The Camino de Ronda
Beyond the Camino de Santiago, there are other “caminos” that traverse Spain. This is the case of the Camino de Ronda, a series of coastal walking paths that follow the northeastern Catalonian coastline, connecting beaches, coves, and scenic viewpoints.
Historically, guards and watchmen used these routes to patrol and keep an eye out for pirates and smugglers along the coastline. Over time, many of these paths have been opened to the public and have become popular recreational routes. They allow people to explore the coastal areas, discover hidden coves, and enjoy the beauty of the sea. One of the most famous Camino de Ronda routes is along the Costa Brava in Catalonia.

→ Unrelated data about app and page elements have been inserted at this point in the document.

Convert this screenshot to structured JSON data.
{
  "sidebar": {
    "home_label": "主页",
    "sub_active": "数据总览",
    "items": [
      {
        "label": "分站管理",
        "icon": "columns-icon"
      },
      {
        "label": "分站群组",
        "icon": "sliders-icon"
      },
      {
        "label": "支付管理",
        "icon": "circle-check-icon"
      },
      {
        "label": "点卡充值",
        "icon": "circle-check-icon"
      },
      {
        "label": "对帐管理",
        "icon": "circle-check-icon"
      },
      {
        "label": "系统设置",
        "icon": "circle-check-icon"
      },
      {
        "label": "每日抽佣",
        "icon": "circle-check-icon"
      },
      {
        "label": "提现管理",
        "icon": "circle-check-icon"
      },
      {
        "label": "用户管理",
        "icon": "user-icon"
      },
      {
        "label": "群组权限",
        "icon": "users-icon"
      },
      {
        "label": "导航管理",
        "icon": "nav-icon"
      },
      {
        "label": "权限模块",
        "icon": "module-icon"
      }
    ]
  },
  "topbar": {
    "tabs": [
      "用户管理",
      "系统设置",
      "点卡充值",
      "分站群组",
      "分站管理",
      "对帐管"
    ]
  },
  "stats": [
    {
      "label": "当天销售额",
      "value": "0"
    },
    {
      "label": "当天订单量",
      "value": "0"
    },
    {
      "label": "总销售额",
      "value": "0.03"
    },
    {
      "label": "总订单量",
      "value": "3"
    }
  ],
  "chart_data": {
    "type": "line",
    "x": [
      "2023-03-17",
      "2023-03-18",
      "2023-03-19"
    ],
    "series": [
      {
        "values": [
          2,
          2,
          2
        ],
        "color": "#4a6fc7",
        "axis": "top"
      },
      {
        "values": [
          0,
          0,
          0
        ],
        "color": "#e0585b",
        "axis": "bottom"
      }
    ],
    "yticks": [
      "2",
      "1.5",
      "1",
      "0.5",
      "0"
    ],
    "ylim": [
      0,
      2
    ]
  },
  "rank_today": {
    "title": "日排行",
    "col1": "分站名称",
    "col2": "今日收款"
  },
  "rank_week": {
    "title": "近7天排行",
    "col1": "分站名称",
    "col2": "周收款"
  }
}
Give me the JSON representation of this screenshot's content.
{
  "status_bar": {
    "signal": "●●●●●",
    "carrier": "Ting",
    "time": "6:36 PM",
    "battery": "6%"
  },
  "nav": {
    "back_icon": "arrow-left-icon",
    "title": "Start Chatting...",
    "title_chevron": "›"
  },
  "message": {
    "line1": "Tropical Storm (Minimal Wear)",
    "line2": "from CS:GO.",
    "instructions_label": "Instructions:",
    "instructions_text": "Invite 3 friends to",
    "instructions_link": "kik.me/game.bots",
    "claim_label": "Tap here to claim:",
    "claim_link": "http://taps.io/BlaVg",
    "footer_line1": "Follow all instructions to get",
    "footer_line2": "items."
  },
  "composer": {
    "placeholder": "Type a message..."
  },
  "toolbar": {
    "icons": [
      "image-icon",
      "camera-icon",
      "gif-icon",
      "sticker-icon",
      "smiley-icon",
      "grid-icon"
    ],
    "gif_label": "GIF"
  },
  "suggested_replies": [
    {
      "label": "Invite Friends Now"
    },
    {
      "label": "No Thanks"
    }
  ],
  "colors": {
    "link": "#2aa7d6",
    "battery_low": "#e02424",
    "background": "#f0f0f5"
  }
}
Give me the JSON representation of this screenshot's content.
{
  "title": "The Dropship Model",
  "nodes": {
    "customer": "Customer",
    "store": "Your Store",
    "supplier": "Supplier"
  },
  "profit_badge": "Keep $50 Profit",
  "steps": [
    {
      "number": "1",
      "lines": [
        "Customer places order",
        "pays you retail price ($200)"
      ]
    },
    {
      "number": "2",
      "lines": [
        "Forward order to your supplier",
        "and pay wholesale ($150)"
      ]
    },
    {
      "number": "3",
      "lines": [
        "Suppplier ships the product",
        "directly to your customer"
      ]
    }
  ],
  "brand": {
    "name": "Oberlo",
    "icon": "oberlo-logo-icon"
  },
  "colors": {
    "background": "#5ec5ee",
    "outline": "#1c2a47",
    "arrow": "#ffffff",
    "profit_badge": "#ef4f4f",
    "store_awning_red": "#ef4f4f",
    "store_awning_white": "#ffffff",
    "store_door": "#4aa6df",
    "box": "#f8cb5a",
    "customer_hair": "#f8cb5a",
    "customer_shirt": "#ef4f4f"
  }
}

This rugged coastline is known for its dramatic cliffs, crystal-clear waters, and picturesque villages. These paths are well maintained, and they often provide access to secluded beaches not reachable by car.
Archeological vestiges prove that the land in and around Llançà was populated long before the Roman era. In the 9th century, the villagers moved their settlement a few kilometres to the interior, seeking protection against constant pirate attacks. The local economy was based on agriculture, with much of the land belonging to the Monastery at Sant Pere de Rodes. The fishing port remained virtually untouched throughout the centuries. In the 18th century, the population in the village grew significantly, with olive oil and wine exports to Genova, Marseille, Barcelona, and Central Europe. The phylloxera plague (1880-1890) affected the local vineyards and marked the beginning of Llançà’s decline. The trend turned upwards again in the 1960s with the arrival of modern tourism, which today provides the village’s major source of income.
El Port de la Selva
El Port de la Selva is a picturesque coastal village on the Costa Brava, a rugged and stunning stretch of coastline known for its cliffs, coves, and clear blue waters. Nestled between the Mediterranean Sea and the mountains, the town offers a picture-perfect combination of coastal scenery and natural beauty.
The village has retained its authentic character and traditional architecture, with whitewashed houses, narrow streets, and several historical buildings that reflect the region’s past. However, the highlight of the village is its traditional fishing port, where recreational and fishing boats add to the scenery.
Inland, the surrounding area is a paradise of hiking trails and views of the Mediterranean Sea. Indeed, this whole region is part of the Cap de Creus Natural Park.
The quiet 350-meter-long beach of clear blue water is protected from the northen “Tramuntana” wind, nestled between the villages of Colera and Llançà. The wineyards on its northen side add to the beauty of this picturesque beach.